Facebook is the most popular social network for Turkish Internet users, as Turkey has a notable place in worldwide usage. The country is ranked as the seventh largest in global usage of Facebook (second in Europe) with 36 million users. This statistic shows that almost five out of every 10 Turkish citizens have an account on Facebook. Facebook is not just used as a tool for social networking, as the purpose of usage differs from user- to-user. For example, playing games with Facebook applications is quite popular.
Turkey also has a large number of people on Twitter. The number of members in Turkey has risen by 30 percent compared to last year, reaching nearly 10 million users and ranking in eighth place in global usage. These are not passive-users, however; almost half of them indicate that they regularly use Twitter. On average, 8 million tweets are sent from Turkey daily. With these rankings, social media is becoming a powerful rival of mainstream media in Turkey.
On the other hand, discussions are emerging concerning the increased significance of social media, such as Internet freedom. States are trying to maintain a balance between freedom and the right to privacy. Turkey has also started to come up against this issue in the last couple of years.
Indeed, debates escalated after the struggle between the Turkish government and Twitter several months ago. In that case, Turkey’s Internet watchdog blocked access to Twitter because Twitter had refused to close accounts that leaked information and violated private life. After Twitter agreed to suspend illegal accounts, the court lifted restrictions, and users were able to reach Twitter again.

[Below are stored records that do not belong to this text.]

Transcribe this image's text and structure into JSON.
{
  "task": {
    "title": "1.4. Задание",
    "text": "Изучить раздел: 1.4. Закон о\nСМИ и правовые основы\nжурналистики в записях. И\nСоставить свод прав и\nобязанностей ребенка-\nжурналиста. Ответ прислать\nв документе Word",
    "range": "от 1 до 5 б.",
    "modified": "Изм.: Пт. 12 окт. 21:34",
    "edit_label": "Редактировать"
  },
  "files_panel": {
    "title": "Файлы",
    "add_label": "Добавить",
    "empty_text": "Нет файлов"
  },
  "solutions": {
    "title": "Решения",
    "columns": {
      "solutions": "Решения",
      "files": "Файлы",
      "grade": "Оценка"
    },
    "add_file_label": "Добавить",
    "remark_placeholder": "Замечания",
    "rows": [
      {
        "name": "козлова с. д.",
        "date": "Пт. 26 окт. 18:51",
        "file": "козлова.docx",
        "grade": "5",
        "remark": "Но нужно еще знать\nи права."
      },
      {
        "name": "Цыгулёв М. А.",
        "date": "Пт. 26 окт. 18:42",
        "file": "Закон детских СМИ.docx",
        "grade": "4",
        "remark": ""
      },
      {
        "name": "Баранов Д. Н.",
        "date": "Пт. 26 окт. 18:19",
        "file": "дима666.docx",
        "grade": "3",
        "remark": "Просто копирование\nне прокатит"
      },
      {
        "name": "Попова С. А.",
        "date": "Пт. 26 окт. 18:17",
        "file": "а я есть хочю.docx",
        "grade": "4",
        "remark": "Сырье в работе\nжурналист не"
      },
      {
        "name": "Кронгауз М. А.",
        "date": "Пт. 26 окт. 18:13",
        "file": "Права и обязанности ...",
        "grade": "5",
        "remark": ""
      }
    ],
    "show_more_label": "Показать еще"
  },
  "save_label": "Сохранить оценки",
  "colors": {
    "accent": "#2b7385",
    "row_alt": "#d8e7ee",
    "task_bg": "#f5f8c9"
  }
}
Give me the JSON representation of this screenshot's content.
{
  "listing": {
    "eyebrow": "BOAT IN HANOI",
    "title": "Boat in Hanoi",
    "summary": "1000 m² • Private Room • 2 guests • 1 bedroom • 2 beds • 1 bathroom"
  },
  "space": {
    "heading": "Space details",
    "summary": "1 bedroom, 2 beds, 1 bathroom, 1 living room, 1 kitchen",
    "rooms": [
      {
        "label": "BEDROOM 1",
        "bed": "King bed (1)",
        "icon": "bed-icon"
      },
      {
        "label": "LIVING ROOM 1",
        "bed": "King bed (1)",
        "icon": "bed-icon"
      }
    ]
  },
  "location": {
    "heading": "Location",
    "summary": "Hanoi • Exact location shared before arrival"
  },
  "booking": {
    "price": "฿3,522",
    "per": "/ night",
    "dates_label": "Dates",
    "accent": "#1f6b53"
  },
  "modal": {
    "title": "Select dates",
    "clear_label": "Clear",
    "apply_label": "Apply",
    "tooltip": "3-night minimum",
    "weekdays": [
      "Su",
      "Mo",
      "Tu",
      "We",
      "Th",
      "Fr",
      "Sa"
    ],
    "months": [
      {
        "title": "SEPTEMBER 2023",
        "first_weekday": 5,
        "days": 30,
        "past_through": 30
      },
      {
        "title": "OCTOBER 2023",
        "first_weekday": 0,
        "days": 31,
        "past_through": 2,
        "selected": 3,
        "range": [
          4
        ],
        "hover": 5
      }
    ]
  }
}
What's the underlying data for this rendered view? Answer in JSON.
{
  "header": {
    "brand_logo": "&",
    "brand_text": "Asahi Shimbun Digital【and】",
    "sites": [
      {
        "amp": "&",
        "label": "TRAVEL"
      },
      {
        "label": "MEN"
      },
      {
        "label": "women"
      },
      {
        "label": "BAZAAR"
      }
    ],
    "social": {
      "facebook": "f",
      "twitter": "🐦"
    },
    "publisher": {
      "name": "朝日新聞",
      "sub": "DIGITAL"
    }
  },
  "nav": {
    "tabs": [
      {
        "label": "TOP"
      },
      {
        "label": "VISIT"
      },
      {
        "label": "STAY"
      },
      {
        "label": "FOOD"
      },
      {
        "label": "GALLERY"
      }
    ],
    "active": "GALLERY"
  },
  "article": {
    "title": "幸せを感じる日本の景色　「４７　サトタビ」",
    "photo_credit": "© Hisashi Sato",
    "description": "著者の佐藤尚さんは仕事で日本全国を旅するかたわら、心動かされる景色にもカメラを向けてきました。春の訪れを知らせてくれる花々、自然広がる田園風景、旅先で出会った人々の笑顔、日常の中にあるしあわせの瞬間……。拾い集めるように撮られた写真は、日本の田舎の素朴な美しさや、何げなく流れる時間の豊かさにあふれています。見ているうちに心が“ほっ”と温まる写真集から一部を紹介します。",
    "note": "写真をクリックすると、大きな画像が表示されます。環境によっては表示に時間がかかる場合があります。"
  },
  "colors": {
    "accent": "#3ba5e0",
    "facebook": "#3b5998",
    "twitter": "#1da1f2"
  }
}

These rankings and recent studies prove that Turkey has a very strong showing in the numbers of social network users already, and as long as sharp growth continues, Turkey will be able to keep its place as one of the top social media-using countries. As a result of this, we will speak of the socialization effects of social networks more. The effects and significance are not limited to socialization; it’s likely that social media will take over the power of traditional media and probably become a more effective tool that determines public opinion.